══ Data records
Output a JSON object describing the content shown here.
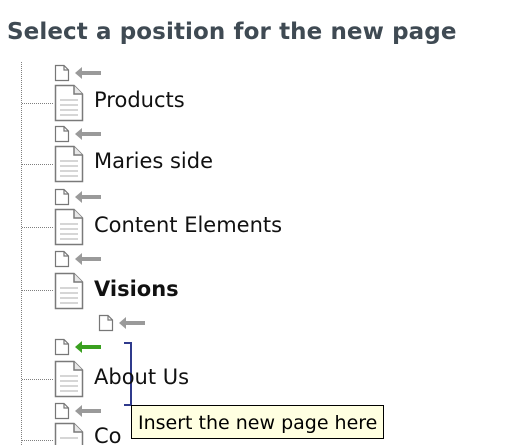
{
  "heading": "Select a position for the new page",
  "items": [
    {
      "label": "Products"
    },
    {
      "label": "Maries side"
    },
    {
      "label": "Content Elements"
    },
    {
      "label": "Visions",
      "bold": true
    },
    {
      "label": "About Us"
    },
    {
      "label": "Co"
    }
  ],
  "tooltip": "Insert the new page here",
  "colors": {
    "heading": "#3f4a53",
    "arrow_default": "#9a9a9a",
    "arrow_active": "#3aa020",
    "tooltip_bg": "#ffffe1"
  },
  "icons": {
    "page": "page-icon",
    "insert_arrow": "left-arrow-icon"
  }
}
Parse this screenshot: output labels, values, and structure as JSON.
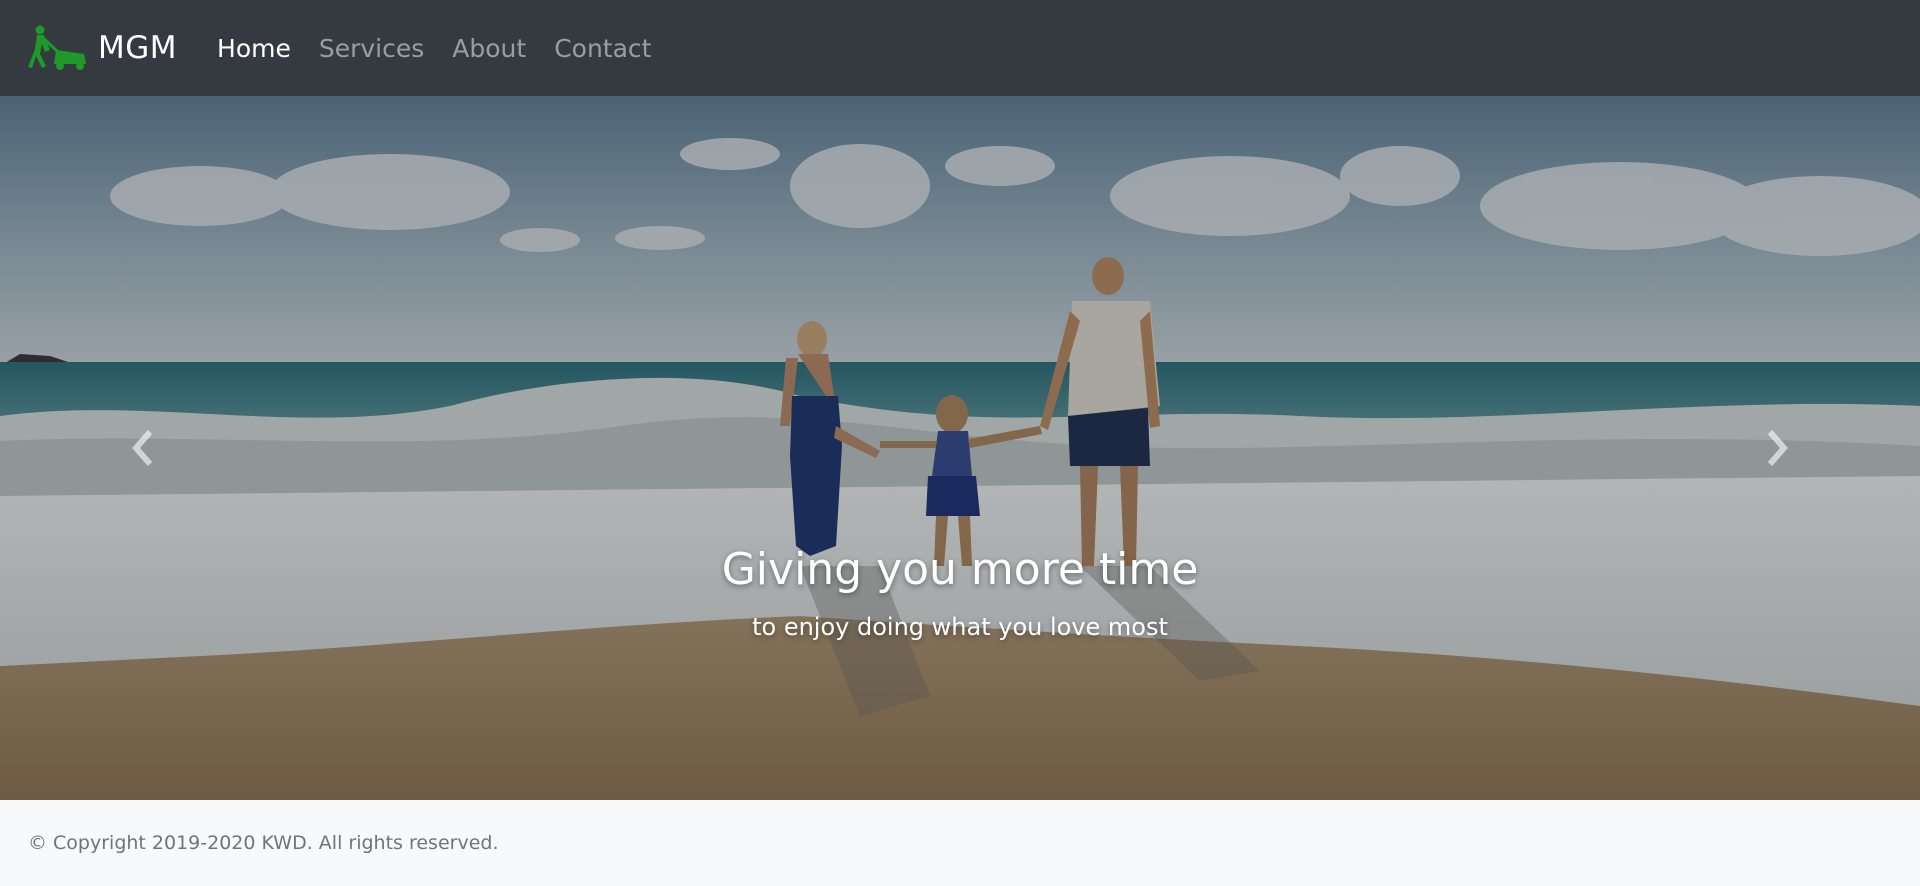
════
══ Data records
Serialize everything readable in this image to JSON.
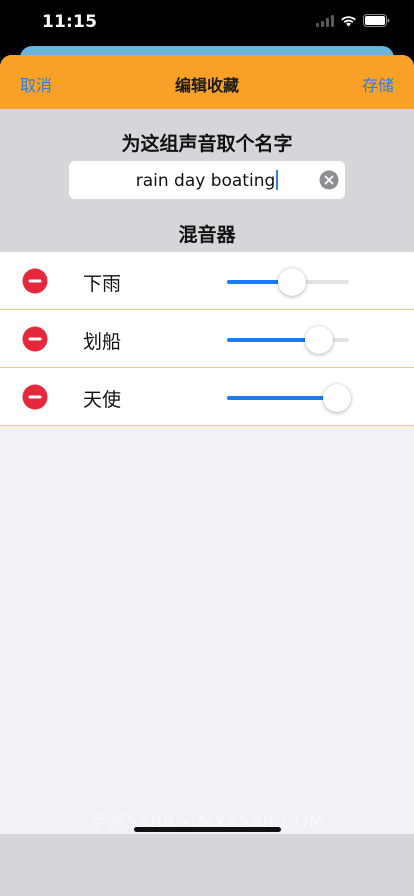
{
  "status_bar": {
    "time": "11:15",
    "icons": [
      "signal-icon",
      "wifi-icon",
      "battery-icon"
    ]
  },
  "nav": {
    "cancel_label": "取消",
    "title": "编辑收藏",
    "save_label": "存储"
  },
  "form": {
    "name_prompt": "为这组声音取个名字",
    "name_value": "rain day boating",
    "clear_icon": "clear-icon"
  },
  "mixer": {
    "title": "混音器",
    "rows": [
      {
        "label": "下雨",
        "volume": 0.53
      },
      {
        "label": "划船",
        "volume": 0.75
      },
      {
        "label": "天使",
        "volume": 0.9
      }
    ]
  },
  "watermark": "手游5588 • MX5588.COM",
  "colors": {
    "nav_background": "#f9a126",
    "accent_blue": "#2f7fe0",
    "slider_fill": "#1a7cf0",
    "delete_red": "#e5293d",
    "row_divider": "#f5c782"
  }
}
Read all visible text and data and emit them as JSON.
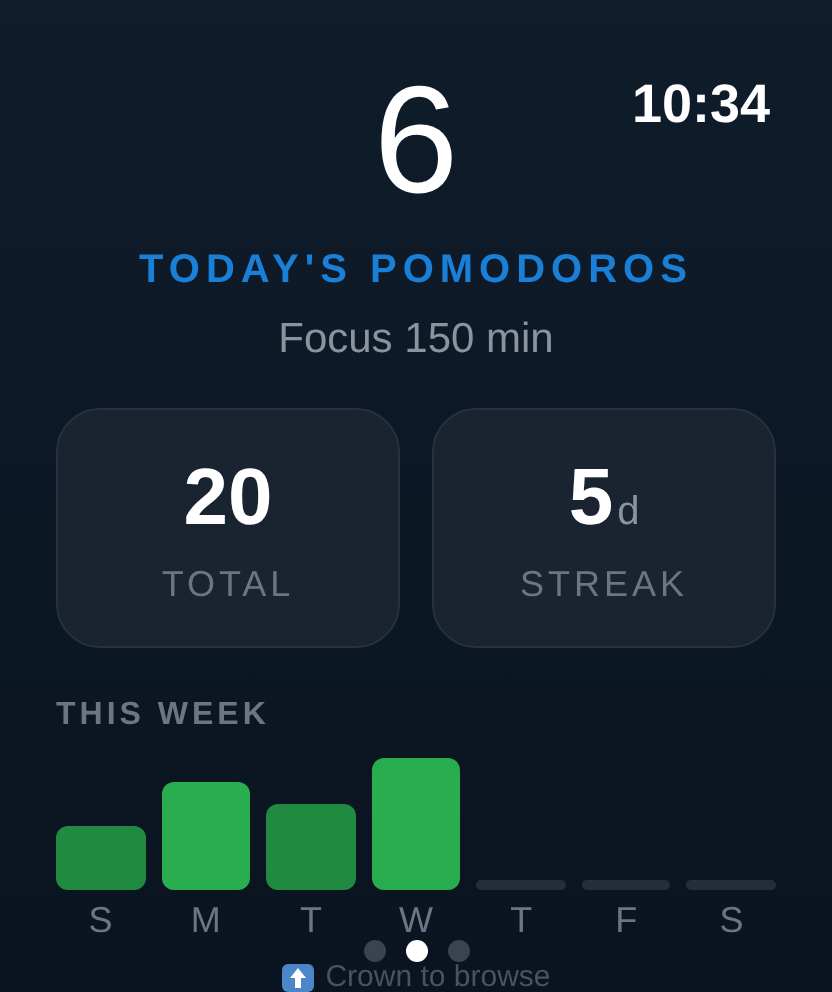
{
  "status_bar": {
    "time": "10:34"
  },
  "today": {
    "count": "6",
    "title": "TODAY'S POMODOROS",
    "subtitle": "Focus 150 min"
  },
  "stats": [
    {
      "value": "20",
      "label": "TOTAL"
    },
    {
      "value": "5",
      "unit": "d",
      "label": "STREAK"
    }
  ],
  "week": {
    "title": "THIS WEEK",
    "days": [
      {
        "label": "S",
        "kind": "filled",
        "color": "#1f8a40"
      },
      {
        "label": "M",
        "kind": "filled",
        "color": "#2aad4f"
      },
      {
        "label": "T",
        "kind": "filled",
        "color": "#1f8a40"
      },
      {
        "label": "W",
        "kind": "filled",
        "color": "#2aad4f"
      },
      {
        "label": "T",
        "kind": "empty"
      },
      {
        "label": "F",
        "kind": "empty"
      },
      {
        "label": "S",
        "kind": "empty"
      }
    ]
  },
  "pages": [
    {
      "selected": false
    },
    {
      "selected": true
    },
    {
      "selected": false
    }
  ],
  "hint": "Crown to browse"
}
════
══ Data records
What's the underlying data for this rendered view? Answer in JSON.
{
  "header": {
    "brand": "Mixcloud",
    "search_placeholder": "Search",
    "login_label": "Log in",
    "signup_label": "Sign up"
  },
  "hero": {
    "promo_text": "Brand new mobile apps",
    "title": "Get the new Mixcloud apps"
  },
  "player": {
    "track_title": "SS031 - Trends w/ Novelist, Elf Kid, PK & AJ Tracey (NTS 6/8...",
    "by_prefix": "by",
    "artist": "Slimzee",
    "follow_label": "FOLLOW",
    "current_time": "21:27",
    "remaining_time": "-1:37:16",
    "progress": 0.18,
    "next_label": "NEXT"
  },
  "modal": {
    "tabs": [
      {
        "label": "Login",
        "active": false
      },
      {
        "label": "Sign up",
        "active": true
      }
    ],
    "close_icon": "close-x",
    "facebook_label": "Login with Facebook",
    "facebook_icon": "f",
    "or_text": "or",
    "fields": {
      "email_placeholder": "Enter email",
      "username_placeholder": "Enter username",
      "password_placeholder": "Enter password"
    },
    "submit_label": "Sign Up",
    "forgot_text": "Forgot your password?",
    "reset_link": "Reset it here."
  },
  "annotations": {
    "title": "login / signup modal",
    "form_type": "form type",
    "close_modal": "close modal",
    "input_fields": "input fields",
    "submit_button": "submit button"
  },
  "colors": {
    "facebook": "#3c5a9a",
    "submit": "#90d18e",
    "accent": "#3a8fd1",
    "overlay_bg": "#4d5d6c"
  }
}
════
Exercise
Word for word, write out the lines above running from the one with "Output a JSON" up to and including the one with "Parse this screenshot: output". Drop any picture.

Task answer
Output a JSON object describing the content shown here.
{
  "heading": "Select a position for the new page",
  "items": [
    {
      "label": "Products"
    },
    {
      "label": "Maries side"
    },
    {
      "label": "Content Elements"
    },
    {
      "label": "Visions",
      "bold": true
    },
    {
      "label": "About Us"
    },
    {
      "label": "Co"
    }
  ],
  "tooltip": "Insert the new page here",
  "colors": {
    "heading": "#3f4a53",
    "arrow_default": "#9a9a9a",
    "arrow_active": "#3aa020",
    "tooltip_bg": "#ffffe1"
  },
  "icons": {
    "page": "page-icon",
    "insert_arrow": "left-arrow-icon"
  }
}
Parse this screenshot: output labels, values, and structure as JSON.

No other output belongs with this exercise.